Thus, $ax^2 + bx + c = pqx^2 + (ps + qr)x + rs$. Notice that the product of the leading coefficient and the constant term is given by both $ac$ and $pqrs$. The product of the two values in the parentheses is also $pqrs$. As such, we seek two values, $pq$ and $rs$ whose product is $ac$ and whose sum is $b$.

Let us demonstrate the rest of the technique with an example...

Suppose we wish to factor $2x^2 + 7x + 6$. We then seek two values $pq$ and $rs$ whose product is $12$ and whose sum is $3$. The only integer possibilities are, of course, $3$ and $4$. This gives us enough information to finish the factorization by grouping: $$\begin{array}{rcl} 2x^2 + 7x + 6 &=& 2x^2 + (4x + 3x) + 6\\\\ &=& (2x^2 + 4x) + (3x + 6)\\\\ &=& 2x(x+2) + 3(x+2)\\\\ &=& (2x+3)(x+2) \end{array}$$

Factoring Efficiently
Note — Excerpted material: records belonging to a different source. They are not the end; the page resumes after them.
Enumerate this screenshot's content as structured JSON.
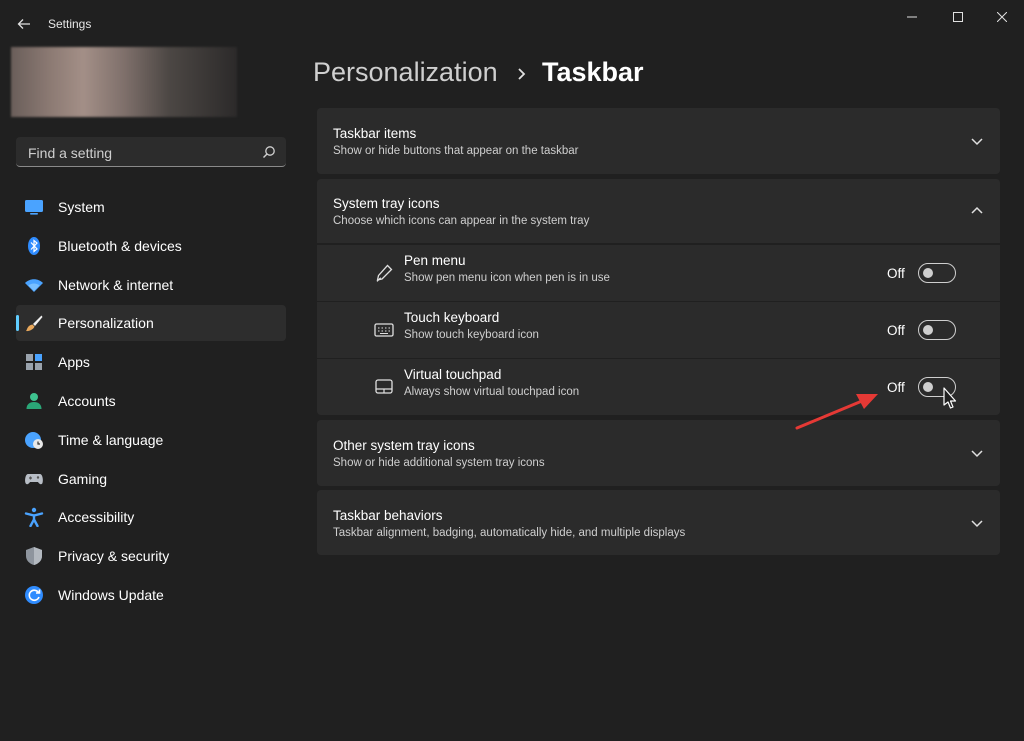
{
  "window": {
    "app_title": "Settings",
    "icons": {
      "back": "back-arrow-icon",
      "minimize": "minimize-icon",
      "maximize": "maximize-icon",
      "close": "close-icon"
    }
  },
  "search": {
    "placeholder": "Find a setting",
    "value": ""
  },
  "sidebar": {
    "items": [
      {
        "label": "System",
        "icon": "system-display-icon",
        "active": false
      },
      {
        "label": "Bluetooth & devices",
        "icon": "bluetooth-icon",
        "active": false
      },
      {
        "label": "Network & internet",
        "icon": "wifi-icon",
        "active": false
      },
      {
        "label": "Personalization",
        "icon": "brush-icon",
        "active": true
      },
      {
        "label": "Apps",
        "icon": "apps-icon",
        "active": false
      },
      {
        "label": "Accounts",
        "icon": "person-icon",
        "active": false
      },
      {
        "label": "Time & language",
        "icon": "globe-clock-icon",
        "active": false
      },
      {
        "label": "Gaming",
        "icon": "gamepad-icon",
        "active": false
      },
      {
        "label": "Accessibility",
        "icon": "accessibility-icon",
        "active": false
      },
      {
        "label": "Privacy & security",
        "icon": "shield-icon",
        "active": false
      },
      {
        "label": "Windows Update",
        "icon": "update-icon",
        "active": false
      }
    ]
  },
  "breadcrumb": {
    "parent": "Personalization",
    "current": "Taskbar"
  },
  "sections": {
    "taskbar_items": {
      "title": "Taskbar items",
      "subtitle": "Show or hide buttons that appear on the taskbar"
    },
    "system_tray_icons": {
      "title": "System tray icons",
      "subtitle": "Choose which icons can appear in the system tray",
      "items": [
        {
          "title": "Pen menu",
          "desc": "Show pen menu icon when pen is in use",
          "state": "Off",
          "icon": "pen-icon"
        },
        {
          "title": "Touch keyboard",
          "desc": "Show touch keyboard icon",
          "state": "Off",
          "icon": "keyboard-icon"
        },
        {
          "title": "Virtual touchpad",
          "desc": "Always show virtual touchpad icon",
          "state": "Off",
          "icon": "touchpad-icon"
        }
      ]
    },
    "other_tray_icons": {
      "title": "Other system tray icons",
      "subtitle": "Show or hide additional system tray icons"
    },
    "taskbar_behaviors": {
      "title": "Taskbar behaviors",
      "subtitle": "Taskbar alignment, badging, automatically hide, and multiple displays"
    }
  },
  "colors": {
    "background": "#202020",
    "card": "#2b2b2b",
    "accent": "#60cdff",
    "annotation_arrow": "#e53935"
  }
}
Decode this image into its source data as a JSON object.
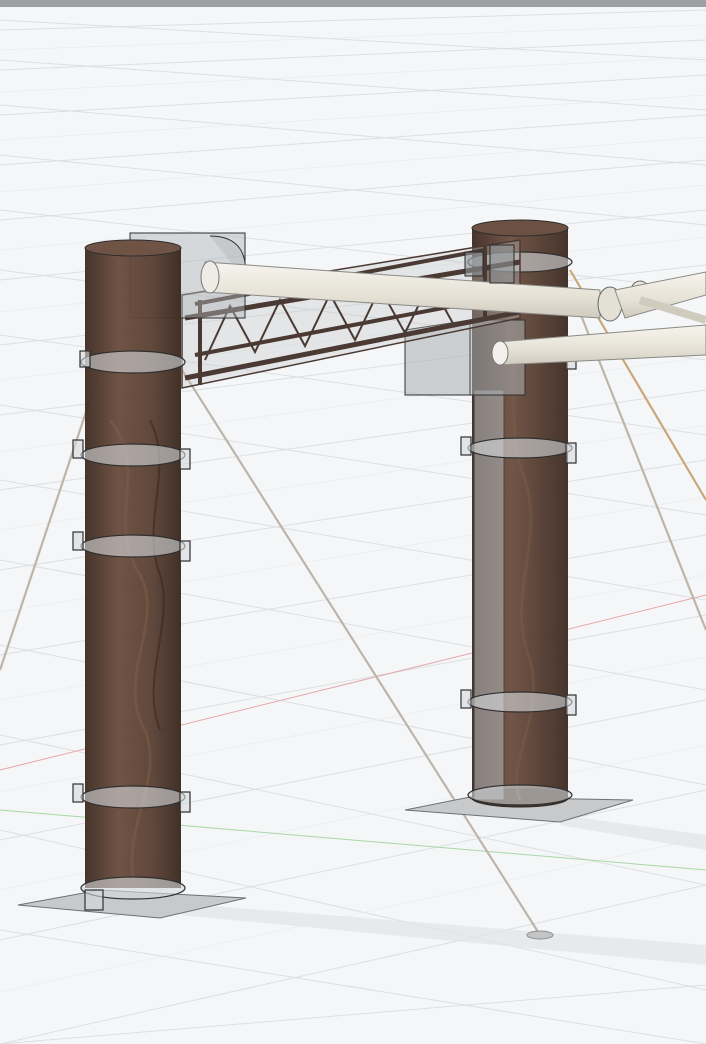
{
  "viewport": {
    "background": "#f5f6f7",
    "grid_color": "#d9dcdf",
    "axis_x_color": "#e8a0a0",
    "axis_y_color": "#9fd39f"
  },
  "model": {
    "post_wood_color": "#5e4538",
    "post_wood_dark": "#3f2c22",
    "bracket_color": "#b9bec2",
    "truss_color": "#4a3a33",
    "pipe_color": "#ece9df",
    "cable_color": "#bdb5a8",
    "baseplate_color": "#c7c9cb",
    "icons": [
      "left-post",
      "right-post",
      "truss-beam",
      "pipe",
      "guy-cable",
      "base-plate",
      "ground-anchor"
    ]
  }
}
While sometimes more creative strategies need to be applied, following (in order) the list below of actions one can take often results in a quick factorization of a given expression.

An expression is considered to be completely factored when none of its factors can themselves be non-trivially factored. For a complete factorization, the actions in the list below should be repeatedly applied to the resulting factors until they are no longer useful.

  1. Factor out the any and all common monomial factors

  2. Check for special products

  3. Try factoring by other methods

†: OK, you got me -- the values in the table weren't chosen completely at random. They were chosen to make guessing the pattern a bit easier. Note, a polynomial factorization will certainly give us a way to write an integer of that form as a product, but some integers can be written as a product in more than one way. For example, $$7^2 - 3^2 = 40 = 10 \cdot 4 = 20 \cdot 2 = 5 \cdot 8 = 1 \cdot 40$$ For our purposes, all but the first factorization (i.e., $10 \cdot 4$) are essentially distractions. The numbers in the table were chosen so that such "distractions" were minimized.